─── DATASET RECORDS ───
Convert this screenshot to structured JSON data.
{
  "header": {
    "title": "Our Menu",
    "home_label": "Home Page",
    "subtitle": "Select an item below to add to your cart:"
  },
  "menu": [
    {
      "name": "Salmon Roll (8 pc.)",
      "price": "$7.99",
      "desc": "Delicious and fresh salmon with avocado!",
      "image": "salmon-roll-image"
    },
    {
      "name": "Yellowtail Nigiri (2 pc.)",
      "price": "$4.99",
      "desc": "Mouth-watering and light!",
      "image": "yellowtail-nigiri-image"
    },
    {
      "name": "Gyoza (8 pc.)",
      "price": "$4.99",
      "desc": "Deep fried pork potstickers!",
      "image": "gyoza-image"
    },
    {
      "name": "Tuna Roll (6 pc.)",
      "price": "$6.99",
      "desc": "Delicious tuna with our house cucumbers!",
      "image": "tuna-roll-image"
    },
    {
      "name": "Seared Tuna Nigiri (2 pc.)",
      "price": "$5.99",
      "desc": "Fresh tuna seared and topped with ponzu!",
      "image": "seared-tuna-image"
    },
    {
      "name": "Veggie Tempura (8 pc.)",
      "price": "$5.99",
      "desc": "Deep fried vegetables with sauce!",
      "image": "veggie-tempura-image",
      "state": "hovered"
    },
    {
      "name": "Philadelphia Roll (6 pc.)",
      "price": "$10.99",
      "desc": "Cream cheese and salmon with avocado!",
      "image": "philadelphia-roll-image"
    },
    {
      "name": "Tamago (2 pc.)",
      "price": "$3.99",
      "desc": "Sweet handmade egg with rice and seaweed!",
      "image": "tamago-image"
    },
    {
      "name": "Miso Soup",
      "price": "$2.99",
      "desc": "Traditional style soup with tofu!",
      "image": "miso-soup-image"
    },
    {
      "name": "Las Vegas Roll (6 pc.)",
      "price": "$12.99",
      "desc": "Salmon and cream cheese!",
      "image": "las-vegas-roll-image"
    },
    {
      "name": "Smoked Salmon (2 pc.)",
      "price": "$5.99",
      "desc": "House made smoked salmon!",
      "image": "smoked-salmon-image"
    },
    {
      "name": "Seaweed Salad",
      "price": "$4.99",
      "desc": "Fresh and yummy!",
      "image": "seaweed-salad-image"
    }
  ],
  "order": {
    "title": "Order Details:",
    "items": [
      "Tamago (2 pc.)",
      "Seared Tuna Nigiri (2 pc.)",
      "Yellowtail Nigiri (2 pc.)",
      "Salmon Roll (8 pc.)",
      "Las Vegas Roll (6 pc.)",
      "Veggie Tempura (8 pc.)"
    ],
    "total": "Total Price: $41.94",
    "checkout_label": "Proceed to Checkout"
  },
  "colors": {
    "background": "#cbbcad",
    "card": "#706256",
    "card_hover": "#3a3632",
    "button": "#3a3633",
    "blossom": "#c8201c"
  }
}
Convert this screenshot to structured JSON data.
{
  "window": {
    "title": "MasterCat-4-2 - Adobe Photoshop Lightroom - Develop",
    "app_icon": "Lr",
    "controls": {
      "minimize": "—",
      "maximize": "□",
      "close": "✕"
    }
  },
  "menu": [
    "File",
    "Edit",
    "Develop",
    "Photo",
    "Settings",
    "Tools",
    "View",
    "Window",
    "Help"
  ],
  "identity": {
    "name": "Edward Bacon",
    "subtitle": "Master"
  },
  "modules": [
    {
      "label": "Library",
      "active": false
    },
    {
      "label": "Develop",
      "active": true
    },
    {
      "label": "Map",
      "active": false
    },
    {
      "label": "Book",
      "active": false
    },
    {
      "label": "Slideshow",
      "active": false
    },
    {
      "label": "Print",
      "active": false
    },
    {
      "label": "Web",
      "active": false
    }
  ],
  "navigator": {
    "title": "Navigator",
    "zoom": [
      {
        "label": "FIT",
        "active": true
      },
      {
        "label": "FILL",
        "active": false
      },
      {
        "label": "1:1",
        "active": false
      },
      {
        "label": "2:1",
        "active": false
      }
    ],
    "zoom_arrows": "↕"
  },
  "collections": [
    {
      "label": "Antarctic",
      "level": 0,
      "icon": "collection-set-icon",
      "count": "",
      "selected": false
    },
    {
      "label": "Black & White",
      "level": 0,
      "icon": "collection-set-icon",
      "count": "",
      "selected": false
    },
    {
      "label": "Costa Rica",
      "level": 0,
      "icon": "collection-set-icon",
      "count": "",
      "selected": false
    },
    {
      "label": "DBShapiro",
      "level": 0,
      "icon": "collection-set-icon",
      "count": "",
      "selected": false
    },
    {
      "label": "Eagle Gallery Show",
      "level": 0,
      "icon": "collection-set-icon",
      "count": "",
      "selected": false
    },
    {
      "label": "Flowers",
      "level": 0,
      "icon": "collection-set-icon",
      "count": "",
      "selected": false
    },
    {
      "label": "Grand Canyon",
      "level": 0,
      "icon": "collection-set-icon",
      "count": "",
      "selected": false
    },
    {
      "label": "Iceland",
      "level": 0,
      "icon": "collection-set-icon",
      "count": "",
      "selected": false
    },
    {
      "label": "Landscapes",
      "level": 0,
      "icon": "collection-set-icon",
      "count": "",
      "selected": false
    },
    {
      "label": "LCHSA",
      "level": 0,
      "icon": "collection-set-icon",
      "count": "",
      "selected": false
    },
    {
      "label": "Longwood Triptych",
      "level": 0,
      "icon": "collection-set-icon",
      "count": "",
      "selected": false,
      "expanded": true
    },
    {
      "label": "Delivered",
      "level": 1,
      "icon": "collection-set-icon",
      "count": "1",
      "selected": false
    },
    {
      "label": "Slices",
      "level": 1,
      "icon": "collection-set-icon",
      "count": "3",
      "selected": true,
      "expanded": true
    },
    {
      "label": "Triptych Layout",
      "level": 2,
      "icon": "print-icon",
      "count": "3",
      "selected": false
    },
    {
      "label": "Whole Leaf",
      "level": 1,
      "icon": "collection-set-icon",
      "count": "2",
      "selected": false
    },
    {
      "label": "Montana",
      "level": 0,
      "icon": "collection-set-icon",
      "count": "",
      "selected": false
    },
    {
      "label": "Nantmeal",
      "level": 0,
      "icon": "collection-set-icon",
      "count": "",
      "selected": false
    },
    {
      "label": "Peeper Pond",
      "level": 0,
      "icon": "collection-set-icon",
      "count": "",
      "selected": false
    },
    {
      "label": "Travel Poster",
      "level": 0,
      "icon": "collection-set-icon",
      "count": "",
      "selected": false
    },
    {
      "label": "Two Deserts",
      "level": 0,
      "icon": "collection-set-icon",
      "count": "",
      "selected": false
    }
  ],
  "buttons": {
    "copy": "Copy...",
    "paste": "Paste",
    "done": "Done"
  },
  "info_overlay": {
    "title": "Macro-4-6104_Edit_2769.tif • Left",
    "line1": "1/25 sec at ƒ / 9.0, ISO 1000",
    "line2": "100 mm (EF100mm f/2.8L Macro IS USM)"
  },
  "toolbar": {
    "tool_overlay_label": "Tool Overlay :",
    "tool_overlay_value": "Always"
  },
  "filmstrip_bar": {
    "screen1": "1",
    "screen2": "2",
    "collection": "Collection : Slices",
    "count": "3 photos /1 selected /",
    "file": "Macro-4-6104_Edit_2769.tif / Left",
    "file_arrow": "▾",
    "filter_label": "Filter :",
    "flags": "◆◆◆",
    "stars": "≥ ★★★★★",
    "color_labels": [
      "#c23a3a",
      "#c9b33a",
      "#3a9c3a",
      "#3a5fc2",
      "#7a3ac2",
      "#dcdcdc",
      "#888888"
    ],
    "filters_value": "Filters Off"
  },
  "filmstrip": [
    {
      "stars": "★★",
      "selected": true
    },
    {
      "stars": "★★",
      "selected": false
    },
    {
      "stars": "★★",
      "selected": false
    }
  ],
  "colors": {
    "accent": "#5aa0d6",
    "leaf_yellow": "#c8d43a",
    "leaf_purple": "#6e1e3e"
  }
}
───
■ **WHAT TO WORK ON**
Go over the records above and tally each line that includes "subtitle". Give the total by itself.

■ **WRITTEN RESPONSE**
2